(STUDY MATERIAL Opens)
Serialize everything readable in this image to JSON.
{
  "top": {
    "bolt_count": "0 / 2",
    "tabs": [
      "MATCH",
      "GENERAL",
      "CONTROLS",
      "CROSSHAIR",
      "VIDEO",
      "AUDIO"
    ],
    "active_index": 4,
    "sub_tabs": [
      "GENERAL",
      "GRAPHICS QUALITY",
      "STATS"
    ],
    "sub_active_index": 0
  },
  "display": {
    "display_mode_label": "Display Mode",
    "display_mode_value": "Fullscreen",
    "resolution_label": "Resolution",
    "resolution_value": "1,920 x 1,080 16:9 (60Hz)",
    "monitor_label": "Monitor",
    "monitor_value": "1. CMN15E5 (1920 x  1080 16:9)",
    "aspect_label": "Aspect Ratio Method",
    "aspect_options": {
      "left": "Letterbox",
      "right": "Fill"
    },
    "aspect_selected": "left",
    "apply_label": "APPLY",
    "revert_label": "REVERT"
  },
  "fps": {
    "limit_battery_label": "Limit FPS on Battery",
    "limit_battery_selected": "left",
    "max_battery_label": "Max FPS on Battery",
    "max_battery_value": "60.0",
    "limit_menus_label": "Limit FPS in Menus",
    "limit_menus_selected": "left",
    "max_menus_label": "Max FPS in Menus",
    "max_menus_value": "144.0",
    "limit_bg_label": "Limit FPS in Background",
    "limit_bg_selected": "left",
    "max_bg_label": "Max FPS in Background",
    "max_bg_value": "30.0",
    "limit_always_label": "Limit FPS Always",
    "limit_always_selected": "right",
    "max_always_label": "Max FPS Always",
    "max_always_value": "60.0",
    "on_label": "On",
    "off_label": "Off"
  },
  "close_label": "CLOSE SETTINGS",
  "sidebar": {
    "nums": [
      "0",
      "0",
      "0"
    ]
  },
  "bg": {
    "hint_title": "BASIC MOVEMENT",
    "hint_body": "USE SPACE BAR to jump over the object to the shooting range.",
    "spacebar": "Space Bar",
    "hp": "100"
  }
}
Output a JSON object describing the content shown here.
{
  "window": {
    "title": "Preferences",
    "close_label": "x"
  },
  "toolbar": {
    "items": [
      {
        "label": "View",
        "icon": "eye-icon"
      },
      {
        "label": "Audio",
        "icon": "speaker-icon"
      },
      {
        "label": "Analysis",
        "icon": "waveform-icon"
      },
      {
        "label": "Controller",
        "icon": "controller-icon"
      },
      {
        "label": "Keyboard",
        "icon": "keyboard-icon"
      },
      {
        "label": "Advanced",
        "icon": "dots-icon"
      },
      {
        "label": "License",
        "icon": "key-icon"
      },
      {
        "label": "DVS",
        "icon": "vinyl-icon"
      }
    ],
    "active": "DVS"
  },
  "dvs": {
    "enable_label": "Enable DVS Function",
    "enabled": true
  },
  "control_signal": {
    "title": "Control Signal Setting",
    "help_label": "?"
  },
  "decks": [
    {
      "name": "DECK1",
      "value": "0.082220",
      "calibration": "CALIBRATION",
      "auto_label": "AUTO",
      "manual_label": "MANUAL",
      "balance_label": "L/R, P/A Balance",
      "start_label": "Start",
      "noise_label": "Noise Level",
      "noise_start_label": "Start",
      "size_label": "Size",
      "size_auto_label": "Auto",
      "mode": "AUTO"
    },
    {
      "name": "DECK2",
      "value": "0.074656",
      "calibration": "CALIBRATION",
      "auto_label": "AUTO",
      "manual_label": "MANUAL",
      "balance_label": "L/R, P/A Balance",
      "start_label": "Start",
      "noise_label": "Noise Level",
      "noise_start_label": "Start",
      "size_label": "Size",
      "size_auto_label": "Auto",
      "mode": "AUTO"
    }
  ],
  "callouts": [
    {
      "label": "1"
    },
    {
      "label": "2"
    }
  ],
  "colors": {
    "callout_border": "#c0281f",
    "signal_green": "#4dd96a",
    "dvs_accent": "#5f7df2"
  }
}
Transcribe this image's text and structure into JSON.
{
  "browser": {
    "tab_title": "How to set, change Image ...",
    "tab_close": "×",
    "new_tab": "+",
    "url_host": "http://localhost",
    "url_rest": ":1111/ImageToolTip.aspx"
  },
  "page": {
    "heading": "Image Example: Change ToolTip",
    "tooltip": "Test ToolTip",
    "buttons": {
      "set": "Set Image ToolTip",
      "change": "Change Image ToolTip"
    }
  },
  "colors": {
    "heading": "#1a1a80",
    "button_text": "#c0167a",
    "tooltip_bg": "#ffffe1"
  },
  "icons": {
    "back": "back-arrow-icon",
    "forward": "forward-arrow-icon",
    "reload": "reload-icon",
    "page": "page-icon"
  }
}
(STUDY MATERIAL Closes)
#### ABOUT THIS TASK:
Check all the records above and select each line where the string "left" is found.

#### WORKED SOLUTION:
      "left": "Letterbox",
    "aspect_selected": "left",
    "limit_battery_selected": "left",
    "limit_menus_selected": "left",
    "limit_bg_selected": "left",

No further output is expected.